===== RECORDS SUPPLIED =====

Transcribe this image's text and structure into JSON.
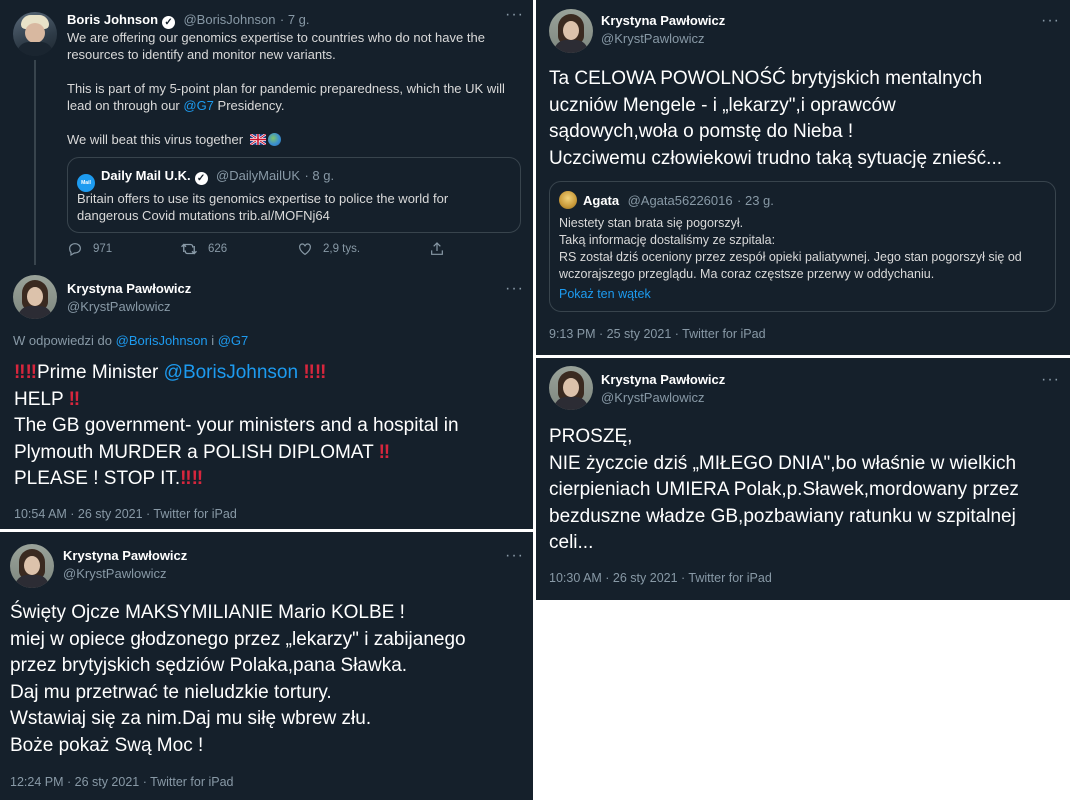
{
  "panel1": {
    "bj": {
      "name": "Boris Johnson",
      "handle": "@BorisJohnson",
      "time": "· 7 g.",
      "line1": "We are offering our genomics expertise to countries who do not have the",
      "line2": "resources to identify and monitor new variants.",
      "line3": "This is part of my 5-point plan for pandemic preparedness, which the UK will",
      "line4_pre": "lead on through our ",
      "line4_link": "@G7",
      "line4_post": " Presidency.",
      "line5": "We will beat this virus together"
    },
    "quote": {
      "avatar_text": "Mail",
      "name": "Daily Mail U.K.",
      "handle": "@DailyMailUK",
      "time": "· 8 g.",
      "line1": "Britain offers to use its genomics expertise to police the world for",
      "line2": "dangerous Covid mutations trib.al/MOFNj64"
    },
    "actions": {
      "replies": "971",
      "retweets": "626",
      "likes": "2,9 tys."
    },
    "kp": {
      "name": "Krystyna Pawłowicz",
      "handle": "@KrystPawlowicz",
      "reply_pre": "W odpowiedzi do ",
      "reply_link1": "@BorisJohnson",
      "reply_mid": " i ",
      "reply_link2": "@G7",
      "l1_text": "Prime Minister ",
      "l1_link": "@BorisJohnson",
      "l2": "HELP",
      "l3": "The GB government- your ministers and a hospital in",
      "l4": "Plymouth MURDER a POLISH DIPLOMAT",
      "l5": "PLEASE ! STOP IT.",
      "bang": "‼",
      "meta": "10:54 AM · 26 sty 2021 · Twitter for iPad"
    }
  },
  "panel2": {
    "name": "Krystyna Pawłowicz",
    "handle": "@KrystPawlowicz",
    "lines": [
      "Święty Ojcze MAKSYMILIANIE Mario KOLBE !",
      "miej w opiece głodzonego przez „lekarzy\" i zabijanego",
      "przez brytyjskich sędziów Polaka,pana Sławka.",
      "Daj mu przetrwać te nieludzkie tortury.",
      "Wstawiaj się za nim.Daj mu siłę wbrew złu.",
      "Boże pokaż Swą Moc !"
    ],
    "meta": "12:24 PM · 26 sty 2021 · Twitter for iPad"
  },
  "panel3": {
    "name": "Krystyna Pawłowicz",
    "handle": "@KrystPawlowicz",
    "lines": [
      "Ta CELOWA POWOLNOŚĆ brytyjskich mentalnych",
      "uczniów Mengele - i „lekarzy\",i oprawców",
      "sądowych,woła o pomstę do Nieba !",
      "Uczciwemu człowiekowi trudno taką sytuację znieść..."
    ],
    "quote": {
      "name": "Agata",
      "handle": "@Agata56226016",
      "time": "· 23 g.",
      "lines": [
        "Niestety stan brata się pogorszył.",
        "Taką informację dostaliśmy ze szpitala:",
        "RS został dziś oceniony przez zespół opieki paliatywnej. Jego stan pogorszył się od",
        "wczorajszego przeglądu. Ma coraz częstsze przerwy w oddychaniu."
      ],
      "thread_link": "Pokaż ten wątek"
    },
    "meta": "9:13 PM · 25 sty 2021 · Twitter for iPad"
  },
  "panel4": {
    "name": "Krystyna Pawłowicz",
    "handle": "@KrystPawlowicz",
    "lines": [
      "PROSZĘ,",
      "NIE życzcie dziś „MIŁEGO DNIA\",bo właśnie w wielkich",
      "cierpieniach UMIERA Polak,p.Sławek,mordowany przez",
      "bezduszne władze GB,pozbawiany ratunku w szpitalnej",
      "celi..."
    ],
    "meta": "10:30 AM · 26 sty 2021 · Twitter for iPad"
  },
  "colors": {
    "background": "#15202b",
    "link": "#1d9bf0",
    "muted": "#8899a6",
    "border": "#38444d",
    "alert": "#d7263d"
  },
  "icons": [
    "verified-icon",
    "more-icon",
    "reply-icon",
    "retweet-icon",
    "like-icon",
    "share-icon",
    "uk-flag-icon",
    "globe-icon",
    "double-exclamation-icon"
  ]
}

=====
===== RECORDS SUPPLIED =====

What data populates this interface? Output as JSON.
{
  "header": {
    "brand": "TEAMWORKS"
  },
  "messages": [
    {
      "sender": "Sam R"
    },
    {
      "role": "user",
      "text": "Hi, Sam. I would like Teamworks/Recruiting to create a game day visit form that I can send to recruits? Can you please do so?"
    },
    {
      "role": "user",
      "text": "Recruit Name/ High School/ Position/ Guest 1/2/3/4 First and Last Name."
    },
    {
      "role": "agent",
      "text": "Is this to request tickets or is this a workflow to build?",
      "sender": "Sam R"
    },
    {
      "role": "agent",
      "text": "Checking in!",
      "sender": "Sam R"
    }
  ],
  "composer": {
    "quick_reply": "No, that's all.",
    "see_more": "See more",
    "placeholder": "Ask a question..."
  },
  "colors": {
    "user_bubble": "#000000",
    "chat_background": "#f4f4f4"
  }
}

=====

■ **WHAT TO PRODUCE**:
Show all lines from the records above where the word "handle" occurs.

■ **TASK OUTPUT**:
      "handle": "@BorisJohnson",
      "handle": "@DailyMailUK",
      "handle": "@KrystPawlowicz",
    "handle": "@KrystPawlowicz",
    "handle": "@KrystPawlowicz",
      "handle": "@Agata56226016",
    "handle": "@KrystPawlowicz",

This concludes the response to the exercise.